At least 28 people have died, with more than 2,000 homes destroyed, according to news reports.

Experts estimated that a billion animals could have perished and the disaster will cost the Australian economy about A$5 billion (RM14 billion) in direct losses.

Horrific images of red skies, burning houses, dead animals and thousands having to flee their homes dominated global news.

“To say it is really bad is an understatement. We woke up with the red sky upon us and we are always on alert,” said Sydney resident Linh Dover-Ong to The Malaysian Reserve in a phone interview.

“The disaster is real. The red sky photos, the smoke, the devastating situation — bear in mind all the photos were not edited or ‘Photoshopped’. It is what we had gone through for the past couple of weeks,” she said.

While the worst is over, the impact from the environmental disaster continues to linger and locals are still living in despair.

“The fire has died down but there’s still a bit of smoke where we are. It was worse two weeks ago,” she added.

Ariff Azmi, a Malaysian-born restaurateur in Melbourne, said although bushfires are an annual natural occurrence during summer, it was so “distressing” to see a sheer size of the disaster this year.

“The size of the fires this year has been unprecedented and it’s scary to think what’s to come in the future,” Ariff said.

Ariff learned that his old home, where he used to live two years ago, had been destroyed by the fire.

“Alhamdulillah, we moved recently to a new suburb, so we escaped any direct contact with the bushfires.

“However, our old home that had beautiful wetlands behind it and with kangaroos coming right up to the backyard, had been destroyed.”

“It’s sad to think about the hundreds of kangaroos and animals that were burnt. Even our former neighbours had to be evacuated. The wetlands based on media images are just black and burnt from its former beauty,” he said.

For both Linh and Ariff, the thick smog they are facing is reminiscent of Kuala Lumpur’s haze, but the dry climate in Sydney and Melbourne make the haze situation worse.

“Sydney’s haze was the worst due to the burning. We were shielded here in Melbourne at the time,” said Ariff, adding that it was quite a spectacle how the fire spreads to all over Australia.

He said his family in Malaysia is very concerned about the situation. They had deferred their travel to Australia this summer due to the impact of the bushfires.

Finding Strength Amid the Calamity

Both Linh and Ariff were overwhelmed with the show of support from their respective community as they confronted the disaster.

“It’s amazing to see the volunteerism from the different communities here. From the heroes who are assisting the firefighters at the front line to the various communities who are donating time, money, food, comfort and housing to those who are affected.

“People are distraught, but there’s a sense of strength. Everybody in the country is trying to help out in any way they can,” Ariff said.

Linh, who runs a local sewing business, was touched when her seven-year-old daughter, Belle, wanted to learn sewing pouches and wraps for the rescued animals.

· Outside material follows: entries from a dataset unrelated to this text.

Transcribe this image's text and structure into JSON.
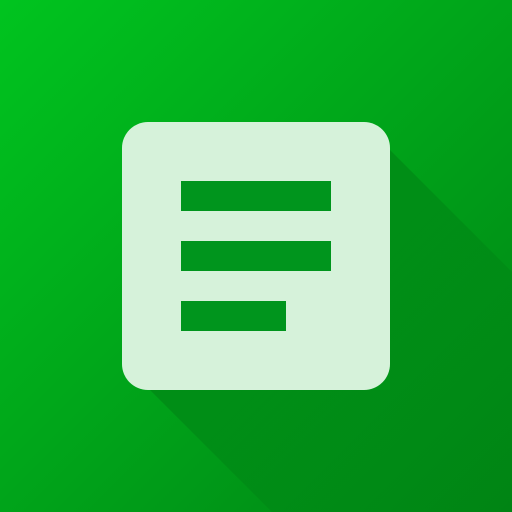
{
  "app_icon": {
    "icon": "notes-document-icon",
    "colors": {
      "background_top": "#00c41f",
      "background_bottom": "#008414",
      "long_shadow": "#006b10",
      "card": "#d6f2da",
      "lines": "#00951d"
    }
  }
}
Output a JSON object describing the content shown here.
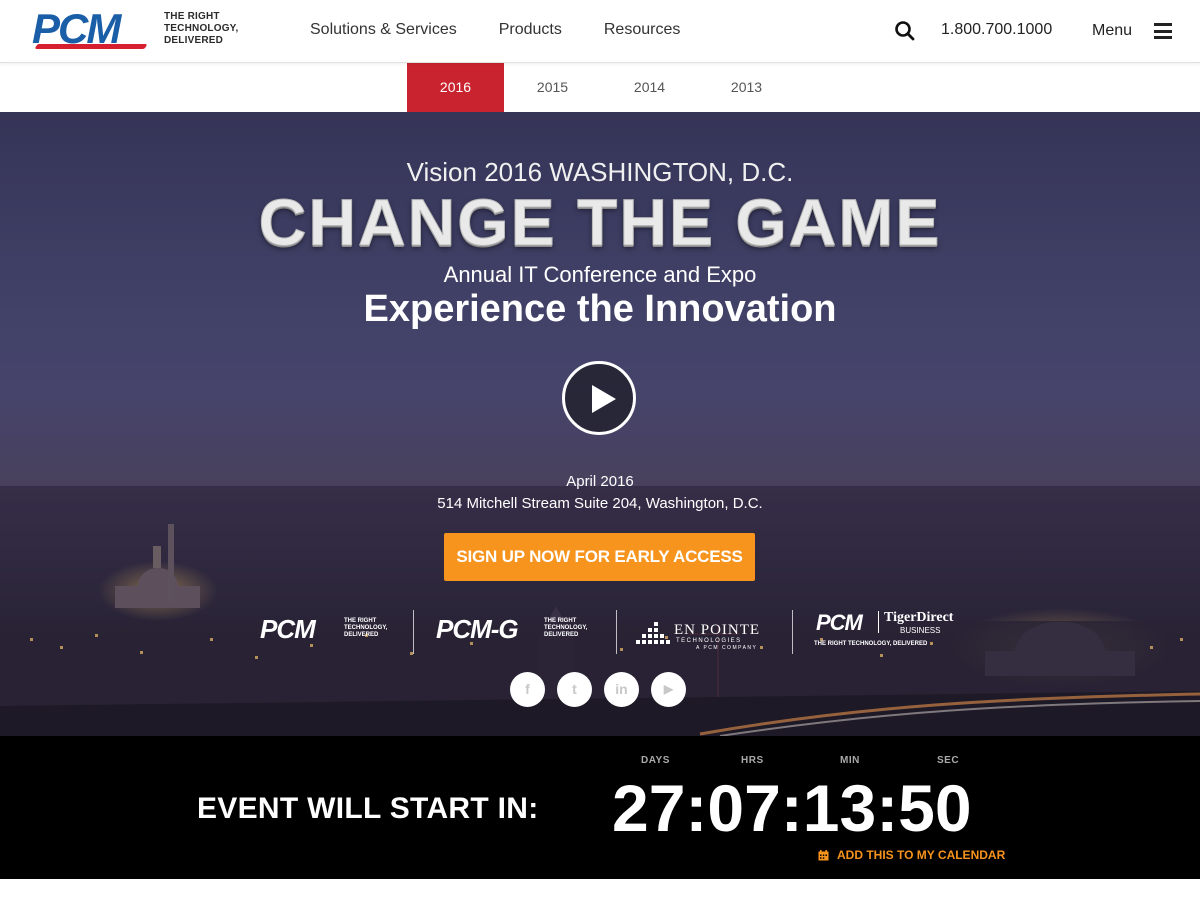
{
  "header": {
    "logo": {
      "mark": "PCM",
      "tagline_lines": [
        "THE RIGHT",
        "TECHNOLOGY,",
        "DELIVERED"
      ]
    },
    "nav": [
      {
        "label": "Solutions & Services"
      },
      {
        "label": "Products"
      },
      {
        "label": "Resources"
      }
    ],
    "search_icon": "search-icon",
    "phone": "1.800.700.1000",
    "menu_label": "Menu",
    "menu_icon": "hamburger-icon"
  },
  "year_tabs": [
    {
      "label": "2016",
      "active": true
    },
    {
      "label": "2015",
      "active": false
    },
    {
      "label": "2014",
      "active": false
    },
    {
      "label": "2013",
      "active": false
    }
  ],
  "hero": {
    "eyebrow": "Vision 2016 WASHINGTON, D.C.",
    "headline": "CHANGE THE GAME",
    "subheadline": "Annual IT Conference and Expo",
    "tagline": "Experience the Innovation",
    "play_icon": "play-icon",
    "date": "April 2016",
    "address": "514 Mitchell Stream Suite 204, Washington, D.C.",
    "cta_label": "SIGN UP NOW FOR EARLY ACCESS",
    "cta_color": "#f7941d",
    "partners": [
      {
        "name": "PCM",
        "tagline_lines": [
          "THE RIGHT",
          "TECHNOLOGY,",
          "DELIVERED"
        ]
      },
      {
        "name": "PCM-G",
        "tagline_lines": [
          "THE RIGHT",
          "TECHNOLOGY,",
          "DELIVERED"
        ]
      },
      {
        "name": "EN POINTE",
        "sub": "TECHNOLOGIES",
        "sub2": "A PCM COMPANY"
      },
      {
        "name": "PCM",
        "name2": "TigerDirect",
        "name3": "BUSINESS",
        "sub": "THE RIGHT TECHNOLOGY, DELIVERED"
      }
    ],
    "socials": [
      {
        "icon": "facebook-icon",
        "glyph": "f"
      },
      {
        "icon": "twitter-icon",
        "glyph": "t"
      },
      {
        "icon": "linkedin-icon",
        "glyph": "in"
      },
      {
        "icon": "youtube-icon",
        "glyph": "▶"
      }
    ]
  },
  "countdown": {
    "label": "EVENT WILL START IN:",
    "units": [
      "DAYS",
      "HRS",
      "MIN",
      "SEC"
    ],
    "time": "27:07:13:50",
    "calendar_label": "ADD THIS TO MY CALENDAR",
    "calendar_icon": "calendar-icon"
  },
  "colors": {
    "brand_blue": "#1b5ea8",
    "brand_red": "#c9232f",
    "accent_orange": "#f7941d"
  }
}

“This is a good time as any to teach her how (to sew) and so far, she alone had sewn about seven wraps and pouches, together with her younger brother, Recce,” said the proud mother.

Her contribution may be small as it is estimated that the animals will need up to 10,000 blankets, wraps or pouches.

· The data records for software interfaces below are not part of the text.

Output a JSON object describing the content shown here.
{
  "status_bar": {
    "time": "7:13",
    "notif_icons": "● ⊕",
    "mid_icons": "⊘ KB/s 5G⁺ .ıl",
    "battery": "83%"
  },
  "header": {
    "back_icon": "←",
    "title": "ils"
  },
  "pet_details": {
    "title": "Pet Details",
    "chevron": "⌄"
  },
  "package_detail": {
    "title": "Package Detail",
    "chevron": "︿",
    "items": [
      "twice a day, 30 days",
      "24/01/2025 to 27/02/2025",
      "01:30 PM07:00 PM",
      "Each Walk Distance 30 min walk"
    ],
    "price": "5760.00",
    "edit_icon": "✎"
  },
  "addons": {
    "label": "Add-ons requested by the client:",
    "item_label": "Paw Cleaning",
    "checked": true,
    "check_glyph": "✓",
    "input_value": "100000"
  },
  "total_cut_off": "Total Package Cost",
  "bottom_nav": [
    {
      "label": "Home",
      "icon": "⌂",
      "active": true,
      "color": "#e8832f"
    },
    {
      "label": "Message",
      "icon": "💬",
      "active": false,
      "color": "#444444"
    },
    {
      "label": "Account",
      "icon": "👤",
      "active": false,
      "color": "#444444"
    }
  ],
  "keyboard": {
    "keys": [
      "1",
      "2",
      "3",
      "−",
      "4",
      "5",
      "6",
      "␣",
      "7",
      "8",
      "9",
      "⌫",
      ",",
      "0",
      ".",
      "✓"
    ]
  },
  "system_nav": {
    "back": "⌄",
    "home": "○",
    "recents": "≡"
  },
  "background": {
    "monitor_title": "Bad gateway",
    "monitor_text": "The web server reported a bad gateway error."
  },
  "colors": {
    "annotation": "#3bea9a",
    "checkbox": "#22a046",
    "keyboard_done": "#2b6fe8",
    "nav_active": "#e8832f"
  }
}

“If one person can donate about a hundred, imagine what a thousand people can do,” she said.

Ariff, who has been living in Australia since 1991, at times feel “almost guilty” as he and his family live in a safe part of the country.

“The best I can do is donate money and pray for the best to those who are suffering and to those fighting the fires on the front line,” he said.

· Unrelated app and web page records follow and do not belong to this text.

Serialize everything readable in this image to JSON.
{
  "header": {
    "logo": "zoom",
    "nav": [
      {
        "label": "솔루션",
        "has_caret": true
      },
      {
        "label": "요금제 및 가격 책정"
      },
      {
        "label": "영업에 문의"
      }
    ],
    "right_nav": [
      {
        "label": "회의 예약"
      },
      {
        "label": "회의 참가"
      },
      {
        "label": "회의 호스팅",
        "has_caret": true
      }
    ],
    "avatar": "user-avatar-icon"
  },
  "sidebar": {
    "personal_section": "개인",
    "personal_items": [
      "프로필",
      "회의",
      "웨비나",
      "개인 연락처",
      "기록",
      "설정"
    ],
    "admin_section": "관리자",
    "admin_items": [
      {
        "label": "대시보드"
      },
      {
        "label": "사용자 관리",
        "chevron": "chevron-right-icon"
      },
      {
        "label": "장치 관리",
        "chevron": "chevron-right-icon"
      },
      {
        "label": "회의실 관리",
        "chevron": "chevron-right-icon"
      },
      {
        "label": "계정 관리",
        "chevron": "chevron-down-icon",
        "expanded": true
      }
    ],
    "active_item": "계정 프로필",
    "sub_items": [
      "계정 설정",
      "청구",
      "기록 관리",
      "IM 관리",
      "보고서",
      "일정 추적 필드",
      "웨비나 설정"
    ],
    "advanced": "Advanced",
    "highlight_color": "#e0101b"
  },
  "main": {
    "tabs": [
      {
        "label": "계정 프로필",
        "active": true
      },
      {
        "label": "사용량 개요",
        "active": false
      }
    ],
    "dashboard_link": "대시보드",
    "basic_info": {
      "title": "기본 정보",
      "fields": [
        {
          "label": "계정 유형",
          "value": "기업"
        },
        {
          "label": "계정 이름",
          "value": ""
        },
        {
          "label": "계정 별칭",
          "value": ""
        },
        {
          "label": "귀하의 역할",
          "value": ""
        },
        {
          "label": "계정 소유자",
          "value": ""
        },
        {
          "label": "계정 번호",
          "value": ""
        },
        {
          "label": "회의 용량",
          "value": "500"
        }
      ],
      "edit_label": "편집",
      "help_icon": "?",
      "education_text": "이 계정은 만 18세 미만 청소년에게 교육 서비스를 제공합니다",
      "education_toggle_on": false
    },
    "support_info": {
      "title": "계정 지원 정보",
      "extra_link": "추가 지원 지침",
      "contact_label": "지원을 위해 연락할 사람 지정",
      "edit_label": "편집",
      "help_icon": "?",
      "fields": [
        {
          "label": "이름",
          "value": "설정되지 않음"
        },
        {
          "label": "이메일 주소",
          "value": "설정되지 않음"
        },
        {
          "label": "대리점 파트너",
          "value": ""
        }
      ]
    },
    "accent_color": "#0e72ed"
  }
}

Ariff said climate change would make future bushfires even more devastating and frequent.

“So, we’ll have to review our plans in the future,” he said.

Calling for International Support

Linh said local celebrities such as comedian Celeste Barber had managed to raise A$41 million in donation, and other A-listers such as Nicole Kidman, Liam and Chris Hemsworth, as well as Hugh Jackman had pledged A$500,000 each to help rebuild the country.

“I am sure we will need more especially to rebuild the houses. I can’t imagine how much it will cost,” she said.

Last week, Economic Affairs Minister Datuk Seri Mohamed Azmin Ali said the Cabinet has agreed to send help to Australia and the mission will be coordinated by the National Disaster Management Agency.

Linh and Ariff expressed hopes for more international aide to arrive in Australia.

“We are overwhelmed and grateful with all the kindness shown to us. This crisis has shown us the real face of humanity from all over the world.

“I hope we can get more support as we are making the best as we try to rebuild our lives the best way we can,” she added.